Fertilize your lawn properly, and you’ll be on your way to a healthy, dense stand of turf that maintains a deep green color and gives weeds a run for their money. First, choose a fertilizer that gives your grass what it needs, based on a soil test, and is suitable for your climate and the time of year when you are applying it. Next, choose a method for applying the fertilizer; the most common options are discussed here. The final step is watering-in the fertilizer to make sure it feeds the grass plants and doesn't get washed away. This can be done with rain or with irrigation.
Using a Broadcast or Rotary Spreader
A broadcast or rotary spreader works well when you’re fertilizing larger lawn areas. Apply fertilizer around the edge of the lawn first, and then start to move back and forth across in an orderly pattern. Overlap application strips slightly to ensure that you cover the whole lawn evenly with fertilizer.
Using a Drop Spreader
Choose a drop spreader for controlled fertilizer distribution. Overlap slightly on each pass to ensure you have adequate coverage. You’ll usually pay more for a drop spreader, but if you’re tending a typical suburban-size lawn, it’s worth the investment.
Using a Handheld Broadcast Spreader
A handheld broadcast spreader works well for fertilizing small lawn areas. Walk evenly and slowly, and be sure to overlap distribution patterns slightly with each pass. A small spreader like this also works really well when you have shady areas in your lawn that require a different fertilizer rate than the sunny sections.
Grasscycling refers to letting grass clippings lie on the lawn after cutting. These clippings can provide up to 25 percent of your lawn’s fertilizer needs, saving you time and money. One hundred pounds of lawn clippings can yield up to three to four pounds of nitrogen, an important component of lawn fertilizers.
You don’t need a specialized mulching mower to grasscycle, although you might want to replace your current mower blade with a mulching blade, which cuts grass into smaller pieces that decompose more quickly. Most new mowers these days are designed for mulching grass clippings.
Watering-In the Fertilizer
All fertilizers should be watered in. This ensures that the product will be washed into the soil and become available to the plant through the roots. It is important to water-in with enough water but not too much. Also, while standard fertilizers can be applied to dry or wet grass and can be watered in immediately, fertilizers with weed killer typically should not be watered in for 24 hours after application.
The best way to water-in is to do it naturally, with rain.

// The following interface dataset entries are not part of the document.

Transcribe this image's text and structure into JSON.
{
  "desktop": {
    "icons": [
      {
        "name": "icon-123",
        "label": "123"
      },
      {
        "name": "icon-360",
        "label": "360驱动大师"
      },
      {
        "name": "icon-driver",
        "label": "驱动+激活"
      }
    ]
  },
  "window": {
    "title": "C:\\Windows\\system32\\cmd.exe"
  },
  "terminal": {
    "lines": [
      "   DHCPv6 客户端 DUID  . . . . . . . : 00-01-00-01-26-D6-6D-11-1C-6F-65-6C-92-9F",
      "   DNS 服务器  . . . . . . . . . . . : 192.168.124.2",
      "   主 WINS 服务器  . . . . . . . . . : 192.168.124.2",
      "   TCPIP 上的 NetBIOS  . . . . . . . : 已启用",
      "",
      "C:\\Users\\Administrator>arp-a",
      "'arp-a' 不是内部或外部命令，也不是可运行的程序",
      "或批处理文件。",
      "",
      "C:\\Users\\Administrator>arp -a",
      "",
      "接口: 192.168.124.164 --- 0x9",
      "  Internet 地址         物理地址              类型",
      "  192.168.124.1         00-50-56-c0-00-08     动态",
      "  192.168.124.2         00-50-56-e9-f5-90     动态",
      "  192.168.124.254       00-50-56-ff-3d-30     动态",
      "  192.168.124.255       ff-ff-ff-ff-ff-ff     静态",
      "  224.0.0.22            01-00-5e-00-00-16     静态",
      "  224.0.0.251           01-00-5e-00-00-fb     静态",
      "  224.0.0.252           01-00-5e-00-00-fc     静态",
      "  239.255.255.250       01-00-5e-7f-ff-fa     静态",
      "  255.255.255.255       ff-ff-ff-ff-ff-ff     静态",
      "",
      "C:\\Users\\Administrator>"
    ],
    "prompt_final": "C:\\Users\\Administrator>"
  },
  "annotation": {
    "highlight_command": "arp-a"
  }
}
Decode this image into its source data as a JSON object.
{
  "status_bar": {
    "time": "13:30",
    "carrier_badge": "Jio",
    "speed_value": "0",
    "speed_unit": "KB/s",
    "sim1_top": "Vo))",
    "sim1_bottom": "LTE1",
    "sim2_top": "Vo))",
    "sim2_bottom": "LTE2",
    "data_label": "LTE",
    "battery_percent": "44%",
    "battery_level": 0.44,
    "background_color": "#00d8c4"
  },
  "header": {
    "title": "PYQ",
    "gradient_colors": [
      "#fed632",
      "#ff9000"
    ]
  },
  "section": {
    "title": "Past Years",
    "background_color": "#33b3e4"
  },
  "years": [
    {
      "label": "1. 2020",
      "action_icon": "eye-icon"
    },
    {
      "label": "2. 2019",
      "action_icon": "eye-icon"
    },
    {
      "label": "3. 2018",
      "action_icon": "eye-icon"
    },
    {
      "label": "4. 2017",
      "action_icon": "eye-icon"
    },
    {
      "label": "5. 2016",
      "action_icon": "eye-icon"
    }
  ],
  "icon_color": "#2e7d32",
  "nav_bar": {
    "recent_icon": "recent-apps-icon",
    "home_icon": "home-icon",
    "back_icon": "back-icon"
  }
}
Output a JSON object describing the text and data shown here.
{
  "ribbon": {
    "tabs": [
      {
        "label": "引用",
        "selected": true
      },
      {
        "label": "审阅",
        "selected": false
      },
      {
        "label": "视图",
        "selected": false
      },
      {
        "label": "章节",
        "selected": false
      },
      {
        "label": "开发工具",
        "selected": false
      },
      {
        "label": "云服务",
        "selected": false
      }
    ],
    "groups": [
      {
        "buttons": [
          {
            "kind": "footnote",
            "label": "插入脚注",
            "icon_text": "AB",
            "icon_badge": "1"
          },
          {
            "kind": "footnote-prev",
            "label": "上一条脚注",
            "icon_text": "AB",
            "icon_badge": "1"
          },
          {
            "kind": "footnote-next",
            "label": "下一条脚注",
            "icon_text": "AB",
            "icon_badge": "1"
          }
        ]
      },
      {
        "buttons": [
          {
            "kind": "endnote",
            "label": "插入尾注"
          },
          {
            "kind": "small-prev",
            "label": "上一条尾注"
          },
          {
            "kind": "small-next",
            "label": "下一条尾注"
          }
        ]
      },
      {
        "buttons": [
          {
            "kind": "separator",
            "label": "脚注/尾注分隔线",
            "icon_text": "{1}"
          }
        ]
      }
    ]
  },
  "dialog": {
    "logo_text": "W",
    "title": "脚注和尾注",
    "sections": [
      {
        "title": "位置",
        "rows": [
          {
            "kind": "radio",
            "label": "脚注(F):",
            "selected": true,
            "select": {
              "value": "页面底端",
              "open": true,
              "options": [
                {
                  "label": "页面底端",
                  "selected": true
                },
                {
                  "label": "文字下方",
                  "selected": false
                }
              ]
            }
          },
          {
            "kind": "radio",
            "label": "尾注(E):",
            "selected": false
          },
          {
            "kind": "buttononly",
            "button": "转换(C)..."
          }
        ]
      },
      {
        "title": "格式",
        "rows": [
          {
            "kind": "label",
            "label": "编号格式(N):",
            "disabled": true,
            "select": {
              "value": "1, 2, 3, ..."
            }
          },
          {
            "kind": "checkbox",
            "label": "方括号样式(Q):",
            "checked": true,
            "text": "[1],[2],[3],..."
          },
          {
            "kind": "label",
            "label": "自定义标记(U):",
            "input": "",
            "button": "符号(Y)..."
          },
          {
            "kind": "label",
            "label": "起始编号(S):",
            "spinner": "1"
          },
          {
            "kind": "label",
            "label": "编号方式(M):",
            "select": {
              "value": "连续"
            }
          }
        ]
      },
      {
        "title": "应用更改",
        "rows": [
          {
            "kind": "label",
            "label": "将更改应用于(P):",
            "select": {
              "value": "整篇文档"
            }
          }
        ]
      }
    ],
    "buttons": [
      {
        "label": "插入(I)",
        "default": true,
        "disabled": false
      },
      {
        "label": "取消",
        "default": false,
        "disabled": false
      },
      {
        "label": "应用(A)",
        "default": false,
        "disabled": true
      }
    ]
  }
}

Try to time the application of fertilizers to just before an expected rainfall of at least 1/4 inch. Rainfall typically provides good, even coverage over the entire lawn area (except under full trees), which can be difficult to achieve with lawn sprinklers.
However, you should plan to water-in with rain only when the rainfall is expected to be steady and not heavy or intense. Heavy or hard rain can easily flood the grass and wash the fertilizer off of the lawn and into the storm sewer system. From there, it typically gets washed into local waterways and contributes to water pollution.
If rain is not expected, you can certainly water-in fertilizer with an irrigation system or even individual sprinklers. Take care to provide even coverage over the entire lawn, making sure you reach all areas. Fertilizer left on dry grass can burn the leaves (blades).
Watering-In With Weed Killer Fertilizer
"Weed and feed" fertilizers that contain weed killer must stay on the grass longer than standard fertilizers to allow time for the herbicide to be absorbed by the weeds. Typically, you should water the grass just before applying these fertilizers, or apply them in the morning when the grass is still wet with dew. The moisture helps the fertilizer granules stick to the weed leaves.
Do not apply weed killer fertilizer when rain is expected within 24 hours. Rain, or watering-in too early, is ok for the grass, but it washes the product off of the weed leaves so the weed killer can't do its job. To be safe, it's best to apply the fertilizer when the weather is sure to be dry for a day or more, then simply water-in with sprinklers after 24 hours.